Web page and app entries:
★ ★ ★ ★ ★ ★ ★

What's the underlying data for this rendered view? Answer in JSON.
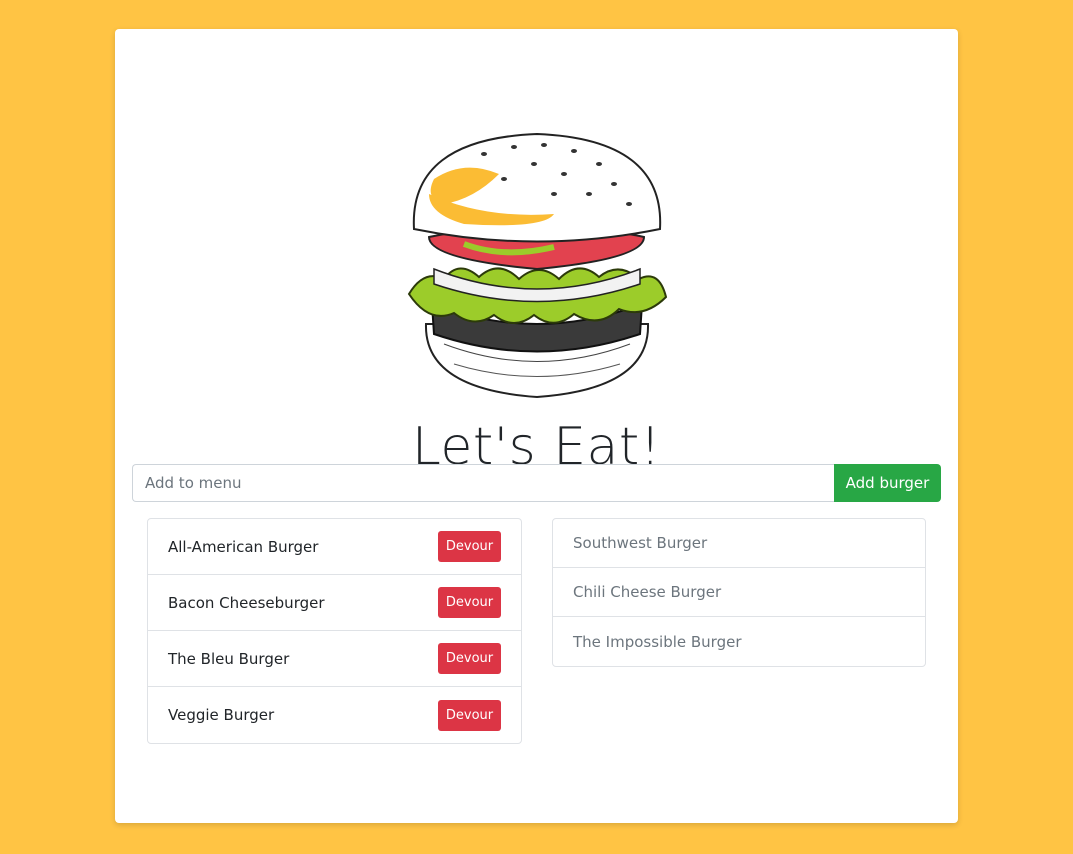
{
  "colors": {
    "background": "#ffc444",
    "add_button": "#28a745",
    "devour_button": "#dc3545"
  },
  "logo": {
    "icon": "burger-illustration"
  },
  "heading": "Let's Eat!",
  "add_form": {
    "placeholder": "Add to menu",
    "value": "",
    "button_label": "Add burger"
  },
  "menu": {
    "items": [
      {
        "name": "All-American Burger",
        "action": "Devour"
      },
      {
        "name": "Bacon Cheeseburger",
        "action": "Devour"
      },
      {
        "name": "The Bleu Burger",
        "action": "Devour"
      },
      {
        "name": "Veggie Burger",
        "action": "Devour"
      }
    ]
  },
  "devoured": {
    "items": [
      {
        "name": "Southwest Burger"
      },
      {
        "name": "Chili Cheese Burger"
      },
      {
        "name": "The Impossible Burger"
      }
    ]
  }
}
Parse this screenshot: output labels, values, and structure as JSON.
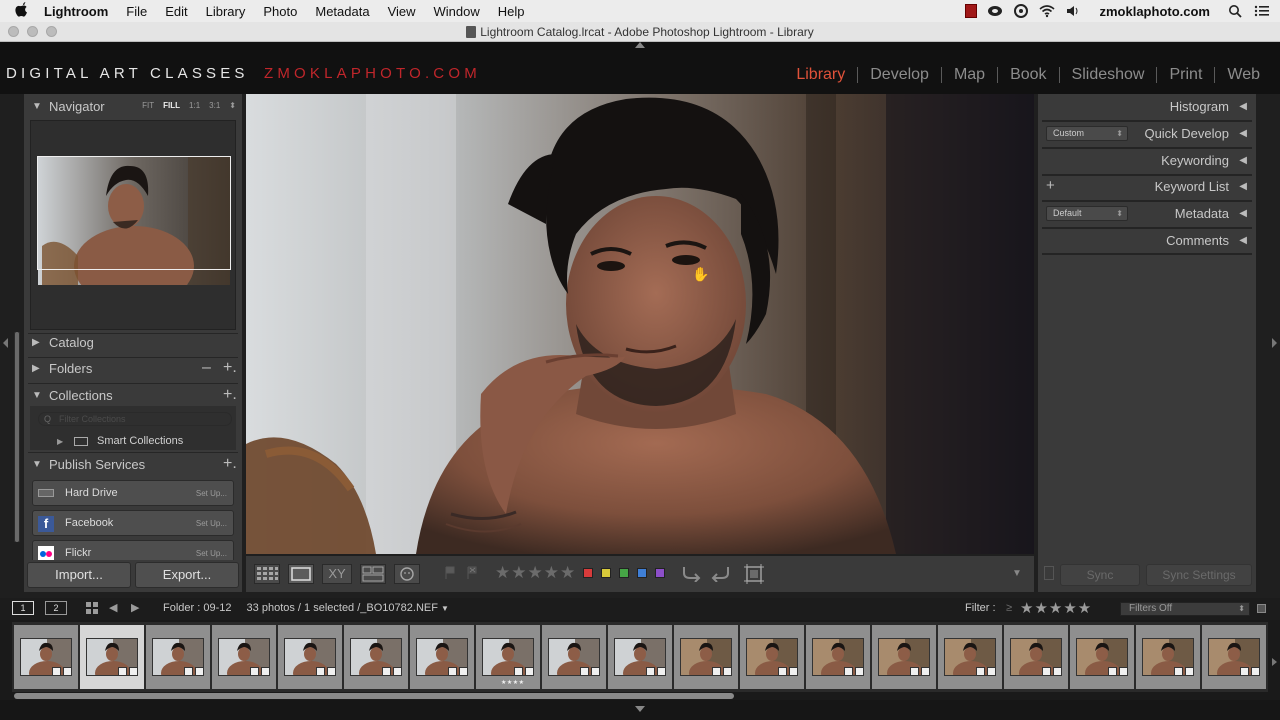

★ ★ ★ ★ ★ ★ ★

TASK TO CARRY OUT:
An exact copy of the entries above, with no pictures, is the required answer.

YOUR SOLUTION:
What's the underlying data for this rendered view? Answer in JSON.
{
  "colors": {
    "background": "#ffc444",
    "add_button": "#28a745",
    "devour_button": "#dc3545"
  },
  "logo": {
    "icon": "burger-illustration"
  },
  "heading": "Let's Eat!",
  "add_form": {
    "placeholder": "Add to menu",
    "value": "",
    "button_label": "Add burger"
  },
  "menu": {
    "items": [
      {
        "name": "All-American Burger",
        "action": "Devour"
      },
      {
        "name": "Bacon Cheeseburger",
        "action": "Devour"
      },
      {
        "name": "The Bleu Burger",
        "action": "Devour"
      },
      {
        "name": "Veggie Burger",
        "action": "Devour"
      }
    ]
  },
  "devoured": {
    "items": [
      {
        "name": "Southwest Burger"
      },
      {
        "name": "Chili Cheese Burger"
      },
      {
        "name": "The Impossible Burger"
      }
    ]
  }
}
Parse this screenshot: output labels, values, and structure as JSON.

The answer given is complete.